→ Task to complete
Return all entries below exactly. Skip nothing.

[Excerpts from an interface dataset]
════════════════

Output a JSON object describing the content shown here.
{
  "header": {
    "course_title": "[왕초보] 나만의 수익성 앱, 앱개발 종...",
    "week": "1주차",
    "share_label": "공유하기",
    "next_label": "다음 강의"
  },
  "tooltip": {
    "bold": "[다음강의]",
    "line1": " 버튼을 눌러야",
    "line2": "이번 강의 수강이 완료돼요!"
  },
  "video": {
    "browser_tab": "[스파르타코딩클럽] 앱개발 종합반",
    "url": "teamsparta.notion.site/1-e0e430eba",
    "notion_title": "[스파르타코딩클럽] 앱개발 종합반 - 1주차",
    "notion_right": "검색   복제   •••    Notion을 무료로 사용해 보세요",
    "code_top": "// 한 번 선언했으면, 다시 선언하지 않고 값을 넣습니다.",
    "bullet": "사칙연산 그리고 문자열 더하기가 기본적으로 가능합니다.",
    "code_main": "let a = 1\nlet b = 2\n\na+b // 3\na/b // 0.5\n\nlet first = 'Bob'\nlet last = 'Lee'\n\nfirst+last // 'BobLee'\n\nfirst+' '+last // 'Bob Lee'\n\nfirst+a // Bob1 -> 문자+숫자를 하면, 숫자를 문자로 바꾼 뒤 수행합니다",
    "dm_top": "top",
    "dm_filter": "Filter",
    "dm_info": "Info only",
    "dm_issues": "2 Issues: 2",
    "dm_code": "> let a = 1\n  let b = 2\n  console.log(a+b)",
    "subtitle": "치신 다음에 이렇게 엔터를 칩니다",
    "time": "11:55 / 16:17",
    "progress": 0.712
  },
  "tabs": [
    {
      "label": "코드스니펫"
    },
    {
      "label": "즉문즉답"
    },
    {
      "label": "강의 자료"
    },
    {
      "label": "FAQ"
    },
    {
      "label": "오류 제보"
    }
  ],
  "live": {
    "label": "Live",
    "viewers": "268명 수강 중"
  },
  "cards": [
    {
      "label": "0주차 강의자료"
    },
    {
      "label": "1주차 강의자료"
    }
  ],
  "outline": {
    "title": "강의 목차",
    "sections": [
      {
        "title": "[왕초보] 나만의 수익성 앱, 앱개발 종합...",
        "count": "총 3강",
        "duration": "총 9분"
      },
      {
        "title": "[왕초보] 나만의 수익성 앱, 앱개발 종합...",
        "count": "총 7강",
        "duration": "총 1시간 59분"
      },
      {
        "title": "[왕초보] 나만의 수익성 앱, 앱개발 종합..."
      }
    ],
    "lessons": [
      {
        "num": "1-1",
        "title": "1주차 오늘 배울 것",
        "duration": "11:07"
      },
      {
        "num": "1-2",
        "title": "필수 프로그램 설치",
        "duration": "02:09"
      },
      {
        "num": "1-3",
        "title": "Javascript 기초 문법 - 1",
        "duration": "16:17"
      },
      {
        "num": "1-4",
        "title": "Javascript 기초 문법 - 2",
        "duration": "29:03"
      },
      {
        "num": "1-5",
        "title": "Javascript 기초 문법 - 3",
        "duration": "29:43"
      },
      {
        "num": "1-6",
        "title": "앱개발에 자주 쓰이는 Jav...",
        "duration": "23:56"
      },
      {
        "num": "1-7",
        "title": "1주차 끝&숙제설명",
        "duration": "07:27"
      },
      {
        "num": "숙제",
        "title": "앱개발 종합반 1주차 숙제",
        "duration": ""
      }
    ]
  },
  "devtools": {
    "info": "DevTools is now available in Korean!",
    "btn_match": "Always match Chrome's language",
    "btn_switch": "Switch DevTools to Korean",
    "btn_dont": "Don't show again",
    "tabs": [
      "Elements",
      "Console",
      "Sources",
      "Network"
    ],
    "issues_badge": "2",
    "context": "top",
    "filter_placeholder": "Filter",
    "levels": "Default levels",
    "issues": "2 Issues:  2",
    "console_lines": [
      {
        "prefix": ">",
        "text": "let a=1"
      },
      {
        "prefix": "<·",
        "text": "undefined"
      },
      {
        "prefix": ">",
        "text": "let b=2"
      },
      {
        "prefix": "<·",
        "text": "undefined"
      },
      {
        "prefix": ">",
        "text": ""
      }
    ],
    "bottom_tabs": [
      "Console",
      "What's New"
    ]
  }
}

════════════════

→ Output of the exercise
Output a JSON object describing the content shown here.
{
  "header": {
    "course_title": "[왕초보] 나만의 수익성 앱, 앱개발 종...",
    "week": "1주차",
    "share_label": "공유하기",
    "next_label": "다음 강의"
  },
  "tooltip": {
    "bold": "[다음강의]",
    "line1": " 버튼을 눌러야",
    "line2": "이번 강의 수강이 완료돼요!"
  },
  "video": {
    "browser_tab": "[스파르타코딩클럽] 앱개발 종합반",
    "url": "teamsparta.notion.site/1-e0e430eba",
    "notion_title": "[스파르타코딩클럽] 앱개발 종합반 - 1주차",
    "notion_right": "검색   복제   •••    Notion을 무료로 사용해 보세요",
    "code_top": "// 한 번 선언했으면, 다시 선언하지 않고 값을 넣습니다.",
    "bullet": "사칙연산 그리고 문자열 더하기가 기본적으로 가능합니다.",
    "code_main": "let a = 1\nlet b = 2\n\na+b // 3\na/b // 0.5\n\nlet first = 'Bob'\nlet last = 'Lee'\n\nfirst+last // 'BobLee'\n\nfirst+' '+last // 'Bob Lee'\n\nfirst+a // Bob1 -> 문자+숫자를 하면, 숫자를 문자로 바꾼 뒤 수행합니다",
    "dm_top": "top",
    "dm_filter": "Filter",
    "dm_info": "Info only",
    "dm_issues": "2 Issues: 2",
    "dm_code": "> let a = 1\n  let b = 2\n  console.log(a+b)",
    "subtitle": "치신 다음에 이렇게 엔터를 칩니다",
    "time": "11:55 / 16:17",
    "progress": 0.712
  },
  "tabs": [
    {
      "label": "코드스니펫"
    },
    {
      "label": "즉문즉답"
    },
    {
      "label": "강의 자료"
    },
    {
      "label": "FAQ"
    },
    {
      "label": "오류 제보"
    }
  ],
  "live": {
    "label": "Live",
    "viewers": "268명 수강 중"
  },
  "cards": [
    {
      "label": "0주차 강의자료"
    },
    {
      "label": "1주차 강의자료"
    }
  ],
  "outline": {
    "title": "강의 목차",
    "sections": [
      {
        "title": "[왕초보] 나만의 수익성 앱, 앱개발 종합...",
        "count": "총 3강",
        "duration": "총 9분"
      },
      {
        "title": "[왕초보] 나만의 수익성 앱, 앱개발 종합...",
        "count": "총 7강",
        "duration": "총 1시간 59분"
      },
      {
        "title": "[왕초보] 나만의 수익성 앱, 앱개발 종합..."
      }
    ],
    "lessons": [
      {
        "num": "1-1",
        "title": "1주차 오늘 배울 것",
        "duration": "11:07"
      },
      {
        "num": "1-2",
        "title": "필수 프로그램 설치",
        "duration": "02:09"
      },
      {
        "num": "1-3",
        "title": "Javascript 기초 문법 - 1",
        "duration": "16:17"
      },
      {
        "num": "1-4",
        "title": "Javascript 기초 문법 - 2",
        "duration": "29:03"
      },
      {
        "num": "1-5",
        "title": "Javascript 기초 문법 - 3",
        "duration": "29:43"
      },
      {
        "num": "1-6",
        "title": "앱개발에 자주 쓰이는 Jav...",
        "duration": "23:56"
      },
      {
        "num": "1-7",
        "title": "1주차 끝&숙제설명",
        "duration": "07:27"
      },
      {
        "num": "숙제",
        "title": "앱개발 종합반 1주차 숙제",
        "duration": ""
      }
    ]
  },
  "devtools": {
    "info": "DevTools is now available in Korean!",
    "btn_match": "Always match Chrome's language",
    "btn_switch": "Switch DevTools to Korean",
    "btn_dont": "Don't show again",
    "tabs": [
      "Elements",
      "Console",
      "Sources",
      "Network"
    ],
    "issues_badge": "2",
    "context": "top",
    "filter_placeholder": "Filter",
    "levels": "Default levels",
    "issues": "2 Issues:  2",
    "console_lines": [
      {
        "prefix": ">",
        "text": "let a=1"
      },
      {
        "prefix": "<·",
        "text": "undefined"
      },
      {
        "prefix": ">",
        "text": "let b=2"
      },
      {
        "prefix": "<·",
        "text": "undefined"
      },
      {
        "prefix": ">",
        "text": ""
      }
    ],
    "bottom_tabs": [
      "Console",
      "What's New"
    ]
  }
}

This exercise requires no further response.